Mark brings with him over 20 years of experience farming in Florida, growing citrus with some of the largest growers in the country, the last 12 years of which, as the General Manager and Executive Vice-President of Sun Ag, Inc. at Fellsmere Farms, in the Vero Beach area.
Born in Vero Beach, Florida, Mark holds a Bachelor of Science in Agriculture (Major: Fruit Crops) from the University of Florida in 1980 and a J.D. from Stetson University College of Law in 1985. He has been a member of the Florida Bar since 1985. He is married to Carolyn Hoequist Sanchez for 32 years, and they have two daughters, both alumni of the University of Florida.
Fun Fact: How do you get the pecans off the tree?
Shake! Shake! Shake! A worker attaches a machine to a limb and, literally, shakes the tree so the nuts loosen and come raining down!
Pearson Farm | Al Pearson
Peaches | Website
The Pearson Farm has been in the family since 1885 when Moses Winlock “Lockie” Pearson and his wife, Cornelia Emory “Emma,” moved to the Fort Valley, Georgia area and planted the first peach trees. With each generation, the family acquired more land and grew more peaches.
Al Pearson is the fourth generation owner. At a young age, Al learned to navigate the farm. His father told him, “Son, if you’re ever going to make any money, you’re going to make it off of a tree.” The pruning of peaches and the shaking of pecan trees quickly became not only a job but a passion.
Though Al went away to the University of Georgia, after graduation, he returned to his roots and farmed the land. Like Al, his son, Lawton, a law school graduate came home to continue the family legacy, a fifth generation peach farmer. Today the family’s peach orchard stretches across 1,500 acres. That’s a lot of peaches!
They pay very close attention to details to insure the consistent, repeatable, recognizable quality of their fruit and nuts. Al enjoys sharing what they do with others because they deliver something immensely personal….something that their customers eat and feed their family and friends.
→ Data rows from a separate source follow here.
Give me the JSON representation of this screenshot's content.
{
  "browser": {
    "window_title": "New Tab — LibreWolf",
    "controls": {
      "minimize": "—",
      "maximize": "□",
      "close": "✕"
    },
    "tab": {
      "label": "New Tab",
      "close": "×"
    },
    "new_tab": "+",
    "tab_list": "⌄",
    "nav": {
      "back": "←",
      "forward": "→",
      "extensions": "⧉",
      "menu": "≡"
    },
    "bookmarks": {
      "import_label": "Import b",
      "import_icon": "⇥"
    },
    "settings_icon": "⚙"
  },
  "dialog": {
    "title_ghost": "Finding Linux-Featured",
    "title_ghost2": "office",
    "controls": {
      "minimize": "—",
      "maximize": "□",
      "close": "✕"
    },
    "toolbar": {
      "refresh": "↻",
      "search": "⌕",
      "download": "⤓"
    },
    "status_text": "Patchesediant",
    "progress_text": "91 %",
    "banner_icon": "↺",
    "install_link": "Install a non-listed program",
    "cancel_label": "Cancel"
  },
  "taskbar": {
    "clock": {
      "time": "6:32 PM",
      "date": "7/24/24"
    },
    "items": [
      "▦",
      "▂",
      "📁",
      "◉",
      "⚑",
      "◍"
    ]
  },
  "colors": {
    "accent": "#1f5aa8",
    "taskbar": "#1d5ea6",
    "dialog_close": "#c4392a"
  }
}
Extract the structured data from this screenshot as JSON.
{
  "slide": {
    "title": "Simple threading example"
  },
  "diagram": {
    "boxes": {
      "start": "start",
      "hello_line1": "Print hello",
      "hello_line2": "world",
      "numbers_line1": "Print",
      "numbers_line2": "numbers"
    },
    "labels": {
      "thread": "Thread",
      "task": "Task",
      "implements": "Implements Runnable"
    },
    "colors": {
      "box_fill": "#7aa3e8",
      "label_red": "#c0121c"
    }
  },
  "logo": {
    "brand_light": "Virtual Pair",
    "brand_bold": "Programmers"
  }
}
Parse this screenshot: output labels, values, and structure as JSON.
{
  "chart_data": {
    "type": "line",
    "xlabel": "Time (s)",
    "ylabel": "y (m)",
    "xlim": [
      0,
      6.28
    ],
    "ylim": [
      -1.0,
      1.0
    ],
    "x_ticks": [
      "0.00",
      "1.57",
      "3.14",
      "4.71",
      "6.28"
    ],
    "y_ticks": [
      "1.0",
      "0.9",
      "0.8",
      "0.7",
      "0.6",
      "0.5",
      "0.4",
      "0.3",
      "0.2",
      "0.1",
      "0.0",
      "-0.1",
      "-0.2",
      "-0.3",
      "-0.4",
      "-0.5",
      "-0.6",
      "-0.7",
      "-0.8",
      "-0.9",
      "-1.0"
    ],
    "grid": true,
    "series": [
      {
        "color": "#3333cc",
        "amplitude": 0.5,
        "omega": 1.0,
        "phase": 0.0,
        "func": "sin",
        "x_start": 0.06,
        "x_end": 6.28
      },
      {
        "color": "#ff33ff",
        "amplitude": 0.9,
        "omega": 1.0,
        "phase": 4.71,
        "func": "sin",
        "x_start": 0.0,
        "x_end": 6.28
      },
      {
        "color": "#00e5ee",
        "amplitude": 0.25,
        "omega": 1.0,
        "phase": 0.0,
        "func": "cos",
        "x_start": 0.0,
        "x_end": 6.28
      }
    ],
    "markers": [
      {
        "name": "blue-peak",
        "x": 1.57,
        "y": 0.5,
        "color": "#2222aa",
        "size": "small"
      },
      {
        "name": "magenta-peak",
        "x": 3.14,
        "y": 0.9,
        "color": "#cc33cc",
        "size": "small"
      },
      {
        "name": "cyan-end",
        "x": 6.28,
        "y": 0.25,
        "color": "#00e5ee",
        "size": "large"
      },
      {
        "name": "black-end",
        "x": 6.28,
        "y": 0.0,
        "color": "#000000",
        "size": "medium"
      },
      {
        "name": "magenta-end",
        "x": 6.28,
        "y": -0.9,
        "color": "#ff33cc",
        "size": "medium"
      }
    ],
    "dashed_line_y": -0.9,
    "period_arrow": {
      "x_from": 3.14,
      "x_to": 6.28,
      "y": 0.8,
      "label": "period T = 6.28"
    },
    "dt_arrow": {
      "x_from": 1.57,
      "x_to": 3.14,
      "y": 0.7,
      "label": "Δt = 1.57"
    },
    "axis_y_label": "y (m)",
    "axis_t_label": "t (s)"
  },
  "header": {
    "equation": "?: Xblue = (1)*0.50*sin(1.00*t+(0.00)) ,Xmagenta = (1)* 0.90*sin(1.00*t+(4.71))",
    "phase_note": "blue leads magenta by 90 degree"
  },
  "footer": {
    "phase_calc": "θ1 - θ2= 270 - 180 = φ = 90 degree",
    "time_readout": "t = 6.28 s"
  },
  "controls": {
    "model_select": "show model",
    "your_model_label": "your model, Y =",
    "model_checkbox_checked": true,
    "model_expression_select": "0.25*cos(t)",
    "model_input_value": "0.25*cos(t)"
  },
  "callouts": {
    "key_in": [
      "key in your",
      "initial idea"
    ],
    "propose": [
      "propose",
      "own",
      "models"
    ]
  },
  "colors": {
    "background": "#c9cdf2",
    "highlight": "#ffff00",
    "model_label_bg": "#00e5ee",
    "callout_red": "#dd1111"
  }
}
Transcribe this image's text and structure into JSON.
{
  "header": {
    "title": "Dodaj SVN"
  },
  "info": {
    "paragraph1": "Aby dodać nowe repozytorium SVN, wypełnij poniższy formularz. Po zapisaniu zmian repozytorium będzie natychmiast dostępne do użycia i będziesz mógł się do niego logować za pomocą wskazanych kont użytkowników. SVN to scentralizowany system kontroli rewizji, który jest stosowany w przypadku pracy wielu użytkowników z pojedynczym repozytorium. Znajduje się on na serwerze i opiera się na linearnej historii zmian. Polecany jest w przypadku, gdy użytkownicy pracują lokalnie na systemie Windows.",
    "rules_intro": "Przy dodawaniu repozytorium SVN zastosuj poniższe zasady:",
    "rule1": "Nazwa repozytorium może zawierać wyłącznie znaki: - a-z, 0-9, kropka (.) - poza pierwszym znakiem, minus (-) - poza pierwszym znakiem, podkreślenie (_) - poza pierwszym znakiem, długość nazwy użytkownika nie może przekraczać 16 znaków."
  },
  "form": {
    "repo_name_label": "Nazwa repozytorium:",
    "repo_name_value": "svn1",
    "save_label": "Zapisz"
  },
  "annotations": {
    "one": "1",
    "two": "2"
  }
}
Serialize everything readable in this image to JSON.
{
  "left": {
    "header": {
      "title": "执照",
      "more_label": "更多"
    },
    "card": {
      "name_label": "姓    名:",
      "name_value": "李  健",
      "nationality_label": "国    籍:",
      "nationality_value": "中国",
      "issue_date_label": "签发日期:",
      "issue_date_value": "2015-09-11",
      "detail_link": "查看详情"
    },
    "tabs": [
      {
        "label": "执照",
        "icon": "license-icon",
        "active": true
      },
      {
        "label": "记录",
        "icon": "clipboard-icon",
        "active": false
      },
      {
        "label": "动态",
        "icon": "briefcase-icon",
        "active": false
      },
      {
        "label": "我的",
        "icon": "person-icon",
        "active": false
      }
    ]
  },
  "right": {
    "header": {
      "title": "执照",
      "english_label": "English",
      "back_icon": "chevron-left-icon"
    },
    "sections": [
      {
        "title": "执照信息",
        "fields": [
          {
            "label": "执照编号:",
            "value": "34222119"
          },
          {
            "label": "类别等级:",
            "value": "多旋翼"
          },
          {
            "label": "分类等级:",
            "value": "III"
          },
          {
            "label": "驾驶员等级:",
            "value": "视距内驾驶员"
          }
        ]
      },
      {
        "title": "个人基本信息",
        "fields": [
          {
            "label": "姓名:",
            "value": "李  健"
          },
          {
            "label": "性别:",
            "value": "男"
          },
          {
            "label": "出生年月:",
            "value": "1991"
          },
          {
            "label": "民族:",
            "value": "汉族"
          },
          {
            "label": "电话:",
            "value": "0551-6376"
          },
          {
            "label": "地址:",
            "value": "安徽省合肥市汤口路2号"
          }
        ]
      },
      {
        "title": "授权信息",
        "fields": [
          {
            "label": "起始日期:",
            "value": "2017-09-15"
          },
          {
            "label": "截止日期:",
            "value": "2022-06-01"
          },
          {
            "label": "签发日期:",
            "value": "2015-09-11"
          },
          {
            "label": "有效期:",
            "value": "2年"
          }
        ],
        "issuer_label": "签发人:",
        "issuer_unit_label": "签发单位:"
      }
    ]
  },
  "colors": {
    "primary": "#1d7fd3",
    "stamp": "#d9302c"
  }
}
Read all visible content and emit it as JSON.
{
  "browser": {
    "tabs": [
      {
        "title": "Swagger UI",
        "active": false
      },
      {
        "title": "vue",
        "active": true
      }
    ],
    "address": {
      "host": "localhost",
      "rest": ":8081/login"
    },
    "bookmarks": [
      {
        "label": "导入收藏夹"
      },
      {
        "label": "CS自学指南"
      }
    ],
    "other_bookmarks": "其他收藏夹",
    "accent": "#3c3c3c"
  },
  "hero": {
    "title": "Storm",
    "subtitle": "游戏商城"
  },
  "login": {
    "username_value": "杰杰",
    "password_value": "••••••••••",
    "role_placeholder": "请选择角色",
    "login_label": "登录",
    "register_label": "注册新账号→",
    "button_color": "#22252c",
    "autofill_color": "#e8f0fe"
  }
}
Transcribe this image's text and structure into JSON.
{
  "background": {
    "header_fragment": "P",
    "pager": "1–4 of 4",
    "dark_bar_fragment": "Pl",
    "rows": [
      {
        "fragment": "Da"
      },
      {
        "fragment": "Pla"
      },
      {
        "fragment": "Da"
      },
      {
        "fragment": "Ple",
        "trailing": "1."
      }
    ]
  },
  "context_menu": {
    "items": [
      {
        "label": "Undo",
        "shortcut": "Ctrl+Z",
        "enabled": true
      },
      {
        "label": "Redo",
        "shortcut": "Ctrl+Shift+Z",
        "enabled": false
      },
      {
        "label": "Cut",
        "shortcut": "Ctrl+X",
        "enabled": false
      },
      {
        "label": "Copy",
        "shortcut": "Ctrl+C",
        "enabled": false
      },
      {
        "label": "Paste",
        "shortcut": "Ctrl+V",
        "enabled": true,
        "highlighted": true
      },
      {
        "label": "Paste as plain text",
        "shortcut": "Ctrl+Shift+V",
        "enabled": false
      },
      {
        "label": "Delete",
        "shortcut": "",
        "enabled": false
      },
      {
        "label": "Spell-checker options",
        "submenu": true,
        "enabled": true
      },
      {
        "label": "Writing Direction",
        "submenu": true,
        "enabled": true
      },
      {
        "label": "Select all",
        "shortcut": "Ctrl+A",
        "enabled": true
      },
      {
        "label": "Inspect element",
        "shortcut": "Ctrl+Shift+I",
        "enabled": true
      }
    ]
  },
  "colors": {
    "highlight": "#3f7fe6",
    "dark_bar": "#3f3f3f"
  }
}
Aside from shipping their fresh peaches all over the country, Pearson Farm is also famous for their homemade peach ice cream.
Ice Cream Tip: Mary, Al’s wife is at the churn, whipping up the tasty, frosty delight! So what makes Pearson Peach Ice Cream special, aside from lots and lots of the extraordinarily sweet, fresh-picked Pearson peaches?
“…when you have a soft ice cream it doesn’t kill the peach oil because you don’t have to freeze it as hard. Frozen ice cream you lose it and you have to add artificial peach flavoring,” Mary says.